Q: After the swine flu epidemic last year, it became the practice in many of our diocesan parishes to use hand sanitizer before the extraordinary ministers of Holy Communion distribute Communion. In one parish the presiding priest is even given a squirt of the sanitizer prior to his distribution of Communion as well. Am I being overly concerned or is this a strange practice? It is very distracting. — C.M., Springfield, Massachusetts

A: I do not think there is necessarily a right or wrong answer to such a question. Health situations and concrete possible dangers change from year to year, and the pastoral response must change according to the situations.

I would agree that a severe situation in one year should not be an avenue for the introduction of emergency practices on a permanent basis, as this is likely to lead to distractions for the faithful.

In periods of severe danger of contagion a bishop could even go so far as to exempt his flock from the Sunday obligation and even order the cancellation of public Masses. In recent years, and for different classes of infection, such situations have arisen in Ireland and Mexico.

In less severe situations lesser precautions may be taken, such as discouraging handshakes during the sign of peace, or a prudent and discreet use of disinfectant such as that described by our reader.

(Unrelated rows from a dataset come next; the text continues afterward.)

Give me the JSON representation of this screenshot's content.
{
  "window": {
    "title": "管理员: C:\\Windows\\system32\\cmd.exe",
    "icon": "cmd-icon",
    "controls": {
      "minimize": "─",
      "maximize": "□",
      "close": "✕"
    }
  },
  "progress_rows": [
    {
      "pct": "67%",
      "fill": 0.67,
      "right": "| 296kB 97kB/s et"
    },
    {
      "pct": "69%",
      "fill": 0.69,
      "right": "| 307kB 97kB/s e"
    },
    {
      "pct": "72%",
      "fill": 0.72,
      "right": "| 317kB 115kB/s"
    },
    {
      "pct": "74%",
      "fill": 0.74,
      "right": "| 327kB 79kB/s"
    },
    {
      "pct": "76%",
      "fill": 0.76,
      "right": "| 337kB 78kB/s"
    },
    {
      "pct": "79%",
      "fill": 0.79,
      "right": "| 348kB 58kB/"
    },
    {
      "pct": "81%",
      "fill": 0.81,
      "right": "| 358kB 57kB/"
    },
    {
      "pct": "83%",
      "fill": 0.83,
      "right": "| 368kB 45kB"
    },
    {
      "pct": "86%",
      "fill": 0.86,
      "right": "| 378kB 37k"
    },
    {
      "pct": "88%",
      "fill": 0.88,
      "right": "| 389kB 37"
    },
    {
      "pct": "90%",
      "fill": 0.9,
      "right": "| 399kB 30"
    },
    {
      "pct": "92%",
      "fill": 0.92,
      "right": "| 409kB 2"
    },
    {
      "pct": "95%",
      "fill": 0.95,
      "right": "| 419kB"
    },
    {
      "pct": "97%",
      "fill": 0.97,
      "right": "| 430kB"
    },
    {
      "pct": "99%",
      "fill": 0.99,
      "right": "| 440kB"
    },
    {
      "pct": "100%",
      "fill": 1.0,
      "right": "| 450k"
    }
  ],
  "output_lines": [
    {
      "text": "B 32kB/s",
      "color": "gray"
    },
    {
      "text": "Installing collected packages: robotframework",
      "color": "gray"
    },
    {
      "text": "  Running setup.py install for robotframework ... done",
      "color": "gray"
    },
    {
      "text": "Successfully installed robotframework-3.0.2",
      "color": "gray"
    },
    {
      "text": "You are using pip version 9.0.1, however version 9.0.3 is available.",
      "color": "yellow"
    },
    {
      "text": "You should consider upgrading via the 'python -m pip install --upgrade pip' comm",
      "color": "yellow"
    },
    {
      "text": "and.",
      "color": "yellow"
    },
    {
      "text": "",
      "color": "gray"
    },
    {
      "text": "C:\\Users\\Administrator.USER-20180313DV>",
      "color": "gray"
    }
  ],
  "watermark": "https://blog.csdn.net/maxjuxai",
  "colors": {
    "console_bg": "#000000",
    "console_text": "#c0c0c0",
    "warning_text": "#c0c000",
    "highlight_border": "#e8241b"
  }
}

If the use of a hand sanitizer is deemed necessary, then it would be better for the extraordinary ministers to use it in the sacristy before beginning their services.

In the case of the priest, unless he has some cold symptoms himself, it is probably enough for him to use the sanitizer immediately before beginning Mass. It is unlikely for him to become contagious during the celebration itself, and this gesture is likely to make people more, rather than less, wary at the moment of receiving Communion.

For example, in my own experience, many long-term care centers for the elderly require visitors to sanitize only on entering the premises even though they might be spending some time in contact with the residents.

In spite of this, however, such means could be used immediately before communion if the situation warranted it. If the diocese has not issued particular norms, then the parish priest could ask for medical opinion with respect to taking reasonable precautions.

The faithful should also be aware that suffering from severe cold or flu is a sufficient justification for not attending Mass.

In more acute cases refraining from attending a crowded Mass could even be considered an obligation of charity, by not placing others at risk.

Finally, we must remember that, while prudence is necessary, most people who catch colds and flu don’t do so at Mass but rather at home, at work and at school where they spend most of their time and in close contact with others.